[About this task]: Every line of the records below that has the word "Angle" should be copied.

(App and web page records)
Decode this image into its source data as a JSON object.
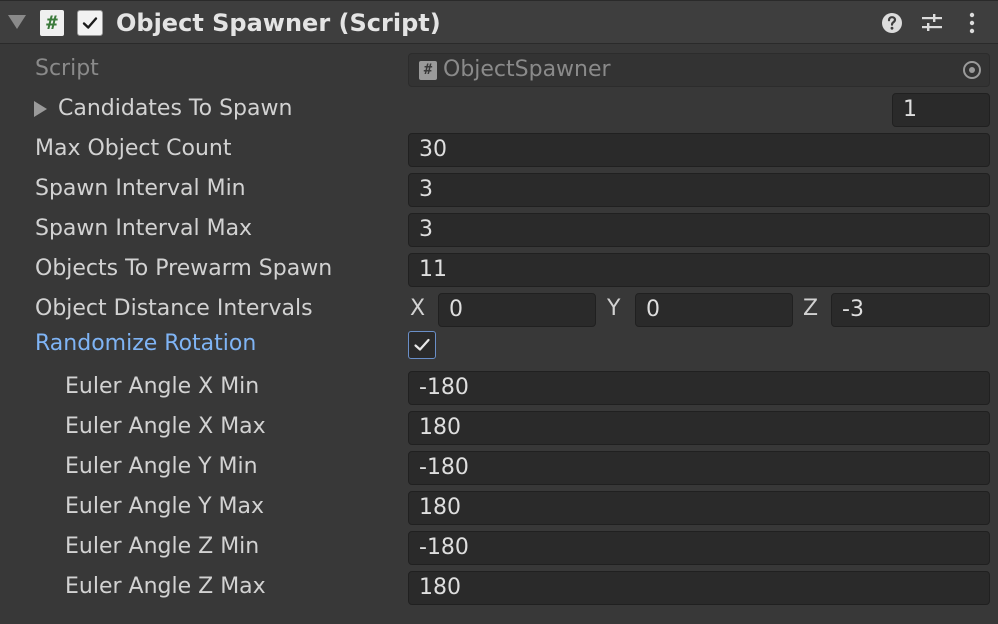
{
  "header": {
    "title": "Object Spawner (Script)",
    "script_glyph": "#",
    "enabled": true,
    "icons": [
      "help-icon",
      "preset-icon",
      "menu-icon"
    ]
  },
  "fields": {
    "script": {
      "label": "Script",
      "value": "ObjectSpawner"
    },
    "candidates": {
      "label": "Candidates To Spawn",
      "value": "1"
    },
    "max_object_count": {
      "label": "Max Object Count",
      "value": "30"
    },
    "spawn_interval_min": {
      "label": "Spawn Interval Min",
      "value": "3"
    },
    "spawn_interval_max": {
      "label": "Spawn Interval Max",
      "value": "3"
    },
    "objects_to_prewarm": {
      "label": "Objects To Prewarm Spawn",
      "value": "11"
    },
    "object_distance_intervals": {
      "label": "Object Distance Intervals",
      "x_label": "X",
      "x": "0",
      "y_label": "Y",
      "y": "0",
      "z_label": "Z",
      "z": "-3"
    },
    "randomize_rotation": {
      "label": "Randomize Rotation",
      "checked": true
    },
    "euler_x_min": {
      "label": "Euler Angle X Min",
      "value": "-180"
    },
    "euler_x_max": {
      "label": "Euler Angle X Max",
      "value": "180"
    },
    "euler_y_min": {
      "label": "Euler Angle Y Min",
      "value": "-180"
    },
    "euler_y_max": {
      "label": "Euler Angle Y Max",
      "value": "180"
    },
    "euler_z_min": {
      "label": "Euler Angle Z Min",
      "value": "-180"
    },
    "euler_z_max": {
      "label": "Euler Angle Z Max",
      "value": "180"
    }
  },
  "colors": {
    "background": "#383838",
    "field_background": "#2a2a2a",
    "highlight_label": "#7fb4f5"
  }
}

[Answer to the problem]:
      "label": "Euler Angle X Min",
      "label": "Euler Angle X Max",
      "label": "Euler Angle Y Min",
      "label": "Euler Angle Y Max",
      "label": "Euler Angle Z Min",
      "label": "Euler Angle Z Max",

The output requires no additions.